§ What to do: Pull out all lines from the listing below in which the word "delta" appears.

§ The records:
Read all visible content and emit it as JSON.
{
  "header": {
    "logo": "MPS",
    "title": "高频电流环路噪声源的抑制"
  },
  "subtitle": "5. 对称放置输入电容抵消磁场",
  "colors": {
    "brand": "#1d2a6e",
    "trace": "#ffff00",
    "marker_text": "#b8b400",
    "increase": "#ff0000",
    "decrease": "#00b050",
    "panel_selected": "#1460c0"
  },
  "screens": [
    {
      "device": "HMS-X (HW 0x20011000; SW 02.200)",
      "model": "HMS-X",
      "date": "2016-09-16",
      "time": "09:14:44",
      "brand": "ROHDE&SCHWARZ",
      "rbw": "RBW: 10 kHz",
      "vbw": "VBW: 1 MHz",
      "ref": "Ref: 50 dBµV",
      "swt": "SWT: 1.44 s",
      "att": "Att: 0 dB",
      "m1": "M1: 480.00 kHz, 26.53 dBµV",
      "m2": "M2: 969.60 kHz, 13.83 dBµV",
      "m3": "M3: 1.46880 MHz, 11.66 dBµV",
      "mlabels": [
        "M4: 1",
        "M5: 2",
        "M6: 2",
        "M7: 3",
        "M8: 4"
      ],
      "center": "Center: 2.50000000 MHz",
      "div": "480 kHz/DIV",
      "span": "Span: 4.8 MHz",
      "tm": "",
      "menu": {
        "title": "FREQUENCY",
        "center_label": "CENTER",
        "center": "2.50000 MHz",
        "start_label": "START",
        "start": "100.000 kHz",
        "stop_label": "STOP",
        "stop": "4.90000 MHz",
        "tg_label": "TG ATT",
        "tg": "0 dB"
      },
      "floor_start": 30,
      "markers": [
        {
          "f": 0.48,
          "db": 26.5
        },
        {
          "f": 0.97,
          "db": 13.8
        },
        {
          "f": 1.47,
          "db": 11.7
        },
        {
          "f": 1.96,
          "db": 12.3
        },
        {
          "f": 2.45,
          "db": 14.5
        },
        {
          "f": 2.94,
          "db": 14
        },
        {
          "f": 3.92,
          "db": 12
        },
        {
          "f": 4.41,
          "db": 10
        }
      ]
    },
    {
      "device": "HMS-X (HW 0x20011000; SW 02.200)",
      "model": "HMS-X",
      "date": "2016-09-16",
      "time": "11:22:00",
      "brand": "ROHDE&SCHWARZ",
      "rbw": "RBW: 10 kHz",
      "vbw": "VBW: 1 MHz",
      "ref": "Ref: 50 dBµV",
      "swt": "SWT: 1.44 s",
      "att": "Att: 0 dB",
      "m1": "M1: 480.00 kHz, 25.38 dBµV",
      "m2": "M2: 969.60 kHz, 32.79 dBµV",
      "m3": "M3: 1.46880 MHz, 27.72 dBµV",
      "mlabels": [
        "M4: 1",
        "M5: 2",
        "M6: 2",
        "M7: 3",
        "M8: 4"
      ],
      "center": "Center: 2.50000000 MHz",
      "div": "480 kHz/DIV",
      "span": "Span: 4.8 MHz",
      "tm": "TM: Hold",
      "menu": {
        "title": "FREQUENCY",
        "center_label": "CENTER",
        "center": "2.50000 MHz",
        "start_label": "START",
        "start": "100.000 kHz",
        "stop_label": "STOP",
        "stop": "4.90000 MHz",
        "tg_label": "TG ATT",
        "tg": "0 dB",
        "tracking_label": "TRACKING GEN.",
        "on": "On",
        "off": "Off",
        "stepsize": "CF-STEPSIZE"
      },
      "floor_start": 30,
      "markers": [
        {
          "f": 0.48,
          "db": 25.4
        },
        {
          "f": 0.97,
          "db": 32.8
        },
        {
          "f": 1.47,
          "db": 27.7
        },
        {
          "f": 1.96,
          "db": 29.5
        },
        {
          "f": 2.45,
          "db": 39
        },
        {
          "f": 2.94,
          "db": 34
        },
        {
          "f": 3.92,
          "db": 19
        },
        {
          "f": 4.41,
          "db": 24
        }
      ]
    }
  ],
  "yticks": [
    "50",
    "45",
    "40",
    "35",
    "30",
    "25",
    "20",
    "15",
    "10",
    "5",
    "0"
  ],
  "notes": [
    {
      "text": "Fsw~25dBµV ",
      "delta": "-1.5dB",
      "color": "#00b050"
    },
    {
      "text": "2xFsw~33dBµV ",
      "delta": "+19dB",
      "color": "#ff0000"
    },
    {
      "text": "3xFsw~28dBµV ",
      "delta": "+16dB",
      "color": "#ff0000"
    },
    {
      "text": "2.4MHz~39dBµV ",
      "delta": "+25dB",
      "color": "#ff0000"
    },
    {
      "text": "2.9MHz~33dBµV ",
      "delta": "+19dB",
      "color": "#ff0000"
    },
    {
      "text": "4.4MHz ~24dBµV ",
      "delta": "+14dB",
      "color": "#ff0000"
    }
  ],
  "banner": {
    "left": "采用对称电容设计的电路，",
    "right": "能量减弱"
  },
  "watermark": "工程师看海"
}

§ Task answer:
      "delta": "-1.5dB",
      "delta": "+19dB",
      "delta": "+16dB",
      "delta": "+25dB",
      "delta": "+19dB",
      "delta": "+14dB",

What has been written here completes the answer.